It is now accepted that under the influence of solar radiation pressure, the absorption, reflexion and re-emission of radiation can cause asteroids to change the rotational motion around their own axis, making them to go slower or faster (the YORP effect). In my research, I have tried to understand the rotational disruption and deformation process that smalls asteroids undergo during their lifetimes. Small asteroids (<150 m) can rotate much faster that they should be allowed to if gravitational forces were the only thing holding them together. If this were the case, there would exist a maximum angular speed (spin rate) that could be attained only by the densest asteroids and not one should be able to rotate any faster. The problem is that observations show this limit only for the larger asteroids (with a rotation period of ~2.3 h), the smaller ones can rotate much faster. Some of them could indeed be monoliths, but from what some space missions have shown, asteroids are actually aggregates formed by a size distribution of particles that go from dust to boulders tens of meters in size.

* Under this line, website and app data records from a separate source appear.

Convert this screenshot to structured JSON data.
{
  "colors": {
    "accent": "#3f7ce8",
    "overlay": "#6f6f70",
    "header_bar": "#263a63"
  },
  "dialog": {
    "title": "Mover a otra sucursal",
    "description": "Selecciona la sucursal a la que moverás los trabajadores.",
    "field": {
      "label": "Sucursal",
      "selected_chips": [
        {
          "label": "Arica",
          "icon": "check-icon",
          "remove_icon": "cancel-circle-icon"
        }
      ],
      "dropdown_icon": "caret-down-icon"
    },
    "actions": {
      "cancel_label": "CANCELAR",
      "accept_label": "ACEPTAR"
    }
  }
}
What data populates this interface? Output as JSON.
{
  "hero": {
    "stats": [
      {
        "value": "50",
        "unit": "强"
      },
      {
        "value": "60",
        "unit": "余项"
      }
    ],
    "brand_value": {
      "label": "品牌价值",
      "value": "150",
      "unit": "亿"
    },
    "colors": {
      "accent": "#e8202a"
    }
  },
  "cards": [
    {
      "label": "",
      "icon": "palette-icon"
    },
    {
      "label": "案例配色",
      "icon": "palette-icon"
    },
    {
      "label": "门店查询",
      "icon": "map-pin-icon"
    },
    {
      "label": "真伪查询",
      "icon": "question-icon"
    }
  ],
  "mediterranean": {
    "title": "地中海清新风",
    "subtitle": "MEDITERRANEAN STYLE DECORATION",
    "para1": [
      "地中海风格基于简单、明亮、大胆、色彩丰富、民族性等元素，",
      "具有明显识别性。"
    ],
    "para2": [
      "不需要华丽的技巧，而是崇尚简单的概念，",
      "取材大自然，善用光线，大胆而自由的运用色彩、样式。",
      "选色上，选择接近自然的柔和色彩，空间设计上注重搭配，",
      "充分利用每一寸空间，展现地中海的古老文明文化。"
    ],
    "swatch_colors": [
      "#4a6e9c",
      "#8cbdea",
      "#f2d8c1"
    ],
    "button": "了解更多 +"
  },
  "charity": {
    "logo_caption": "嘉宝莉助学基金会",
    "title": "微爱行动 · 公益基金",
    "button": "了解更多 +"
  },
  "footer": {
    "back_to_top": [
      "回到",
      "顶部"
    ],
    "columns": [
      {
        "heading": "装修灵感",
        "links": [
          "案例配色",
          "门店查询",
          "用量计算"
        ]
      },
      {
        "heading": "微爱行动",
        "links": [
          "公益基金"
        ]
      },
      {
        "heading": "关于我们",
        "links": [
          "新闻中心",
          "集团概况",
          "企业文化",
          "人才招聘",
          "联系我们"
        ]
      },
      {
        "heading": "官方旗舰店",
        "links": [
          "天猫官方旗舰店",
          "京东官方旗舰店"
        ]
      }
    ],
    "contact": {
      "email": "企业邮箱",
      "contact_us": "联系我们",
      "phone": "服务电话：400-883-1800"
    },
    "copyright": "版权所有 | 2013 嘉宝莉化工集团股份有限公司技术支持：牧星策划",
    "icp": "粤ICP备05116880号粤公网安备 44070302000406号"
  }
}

Through simulations it has been possible to put forward a theory that explains that this extra bonding came from Van der Waals forces, cohesive surface-surface interactions between grain surfaces. The smaller dust and pebbles would form a sort of weak cement that could hold the larger rocks and boulders together allowing small asteroids to rotate beyond the gravitational spin limit. The strength of the asteroid in turn would depend on the average size of the particles, their contacts and the materials they are made of as well as some other purely geometrical constraints. This has also allowed us to delve into the study of the formation of binary asteroids, asteroid pairs, asteroid shapes and asteroid surface and interior heterogeneity. At its very basics, the manner in which a small asteroid is going to deform or disrupt is intrinsically linked to its strength and how this strength is distributed in its interior. My expertise in Granular Dynamics has also allowed me to be part of the science team of the NASA OSIRIS-REx mission that was launched in September, 2016 and which will bring a sample from the surface of asteroid Bennu in 2023. For this mission, I was tasked with simulating the interaction between the asteroid surface and the sampling mechanism of the spacecraft (Touch and Go Sample Acquisition Mechanism - TAGSAM). Incidentally, if at some point the world needs to either destroy or deviate an asteroid from a collision path with Earth, acquiring the kind of insight I am providing would be extremely valuable.
Simulated spherical asteroids with different levels of tensile strength have been implemented, showing that the formation of binary asteroids and asteroid pairs could be directly linked to this one characteristic.
Two self gravitating systems consisting of two spherical boulders (red) connected by granular bridges; the boulders are being pulled apart. The cohesionless system (top) breaks as soon as the gravitational forces are surpassed. The cohesive system (bottom), breaks when gravitational and cohesive forces are surpassed. The latter takes about 40 times more force than the former.